Brucea javanica oil alleviates intestinal mucosal injury induced by chemotherapeutic agent 5-fluorouracil in mice
Background: Brucea javanica (L.) Merr, has a long history to be an anti-dysentery medicine for thousand of years, which is commonly called “Ya-Dan-Zi” in Chinese. The common liquid preparation of its seed, B. javanica oil (BJO) exerts anti-inflammatory action in gastrointestinal diseases and is popularly used as an antitumor adjuvant in Asia. However, there is no report that BJO has the potential to treat 5-Fluorouracil (5-FU)-induced chemotherapeutic intestinal mucosal injury (CIM). Aim of the study: To test the hypothesis that BJO has potential intestinal protection on intestinal mucosal injury caused by 5-FU in mice and to explore the mechanisms. Materials and methods: Kunming mice (half male and female), were randomly divided into six groups: normal group, 5-FU group (5-FU, 60 mg/kg), LO group (loperamide, 4.0 mg/kg), BJO group (0.125, 0.25, 0.50 g/kg). CIM was induced by intraperitoneal injection of 5-FU at a dose of 60 mg/kg/day for 5 days (from day 1 to day 5). BJO and LO were given orally 30 min prior to 5-FU administration for 7 days (from day 1 to day 7). The ameliorative effects of BJO were assessed by body weight, diarrhea assessment, and H&E staining of the intestine.

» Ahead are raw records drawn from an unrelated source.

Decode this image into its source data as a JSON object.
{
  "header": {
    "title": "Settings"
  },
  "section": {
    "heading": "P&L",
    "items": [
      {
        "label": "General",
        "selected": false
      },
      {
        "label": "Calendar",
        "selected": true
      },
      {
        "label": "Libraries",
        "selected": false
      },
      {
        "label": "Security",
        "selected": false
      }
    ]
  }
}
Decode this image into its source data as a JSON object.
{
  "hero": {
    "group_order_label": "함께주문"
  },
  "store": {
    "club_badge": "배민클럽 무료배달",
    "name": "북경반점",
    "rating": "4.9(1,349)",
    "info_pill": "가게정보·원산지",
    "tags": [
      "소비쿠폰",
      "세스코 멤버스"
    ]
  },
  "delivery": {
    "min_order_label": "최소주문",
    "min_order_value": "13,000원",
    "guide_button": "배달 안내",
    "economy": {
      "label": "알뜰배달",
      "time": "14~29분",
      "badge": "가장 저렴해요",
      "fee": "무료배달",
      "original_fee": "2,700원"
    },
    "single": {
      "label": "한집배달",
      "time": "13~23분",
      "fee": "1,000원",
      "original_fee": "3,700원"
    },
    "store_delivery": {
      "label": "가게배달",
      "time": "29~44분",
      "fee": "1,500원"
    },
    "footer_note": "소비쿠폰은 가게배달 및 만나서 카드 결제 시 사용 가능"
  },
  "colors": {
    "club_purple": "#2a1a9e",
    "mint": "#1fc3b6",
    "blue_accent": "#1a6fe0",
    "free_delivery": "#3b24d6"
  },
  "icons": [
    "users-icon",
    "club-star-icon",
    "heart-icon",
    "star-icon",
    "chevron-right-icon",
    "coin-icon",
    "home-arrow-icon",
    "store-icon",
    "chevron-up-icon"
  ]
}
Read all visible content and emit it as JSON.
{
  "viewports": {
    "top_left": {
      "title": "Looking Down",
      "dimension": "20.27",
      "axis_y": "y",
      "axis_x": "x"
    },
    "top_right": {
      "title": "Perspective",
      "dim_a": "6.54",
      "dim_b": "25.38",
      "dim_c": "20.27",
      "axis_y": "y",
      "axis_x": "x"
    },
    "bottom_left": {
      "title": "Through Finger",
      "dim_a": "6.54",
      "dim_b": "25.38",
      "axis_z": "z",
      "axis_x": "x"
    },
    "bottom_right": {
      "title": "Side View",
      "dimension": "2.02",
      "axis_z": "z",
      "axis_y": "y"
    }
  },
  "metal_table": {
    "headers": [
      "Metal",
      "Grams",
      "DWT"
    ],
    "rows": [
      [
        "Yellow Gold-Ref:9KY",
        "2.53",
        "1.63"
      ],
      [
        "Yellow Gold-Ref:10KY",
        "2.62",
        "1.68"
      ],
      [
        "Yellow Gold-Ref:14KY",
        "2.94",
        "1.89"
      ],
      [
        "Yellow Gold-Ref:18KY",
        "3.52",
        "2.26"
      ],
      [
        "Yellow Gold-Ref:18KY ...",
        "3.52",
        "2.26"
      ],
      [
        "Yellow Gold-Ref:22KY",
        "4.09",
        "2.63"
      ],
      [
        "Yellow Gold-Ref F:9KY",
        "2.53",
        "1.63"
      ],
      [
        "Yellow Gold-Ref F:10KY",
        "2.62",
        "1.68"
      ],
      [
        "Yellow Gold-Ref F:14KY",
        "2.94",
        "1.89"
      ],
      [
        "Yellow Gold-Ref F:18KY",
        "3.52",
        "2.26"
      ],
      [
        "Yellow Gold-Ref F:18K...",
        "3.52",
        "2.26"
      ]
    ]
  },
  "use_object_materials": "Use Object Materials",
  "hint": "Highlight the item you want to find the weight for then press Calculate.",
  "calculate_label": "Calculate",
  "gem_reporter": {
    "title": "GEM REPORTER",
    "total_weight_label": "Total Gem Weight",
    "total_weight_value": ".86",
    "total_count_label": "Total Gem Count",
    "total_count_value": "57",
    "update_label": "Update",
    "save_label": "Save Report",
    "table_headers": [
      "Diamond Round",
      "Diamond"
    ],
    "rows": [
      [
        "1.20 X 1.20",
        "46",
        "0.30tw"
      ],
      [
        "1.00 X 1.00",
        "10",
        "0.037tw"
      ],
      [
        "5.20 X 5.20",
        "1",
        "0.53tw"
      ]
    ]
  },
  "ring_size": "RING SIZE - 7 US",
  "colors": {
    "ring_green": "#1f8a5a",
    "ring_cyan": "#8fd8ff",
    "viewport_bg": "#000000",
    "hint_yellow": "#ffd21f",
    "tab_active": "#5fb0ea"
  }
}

Furthermore, the changes in oxidative stress level, inflammatory level, intestinal epithelial cell apoptosis, and proliferation, as well as the amount of intestinal tight junction proteins were evaluated. Finally, the involvements of the Nrf2/HO-1 pathway were tested by western blot. Results: BJO effectively alleviated 5-FU-induced CIM, as represented by the improvement of body weight, diarrhea syndrome, and histopathological changes in the ileum. BJO not only attenuated oxidative stress by upregulating SOD and downregulating MDA in the serum, but also reduced the intestinal level of COX-2 and inflammatory cytokines, and repressed CXCL1/2 and NLRP3 inflammasome activation. Moreover, BJO ameliorated 5-FU-induced epithelial apoptosis as evidenced by the downregulation of Bax and caspase-3 and the upregulation of Bcl-2, but enhanced mucosal epithelial cell proliferation as implied by the increase of crypt-localized proliferating cell nuclear antigen (PCNA) level. Furthermore, BJO contributed to the mucosal barrier by raising the level of tight junction proteins (ZO-1, occludin, and claudin-1). Mechanistically, these anti-intestinal mucositis pharmacological effects of BJO were relevant for the activation of Nrf2/HO-1 in the intestinal tissues. Conclusion: The present study provides new insights into the protective effects of BJO against CIM and suggests that BJO deserves to be applied as a potential therapeutic agent for the prevention of CIM.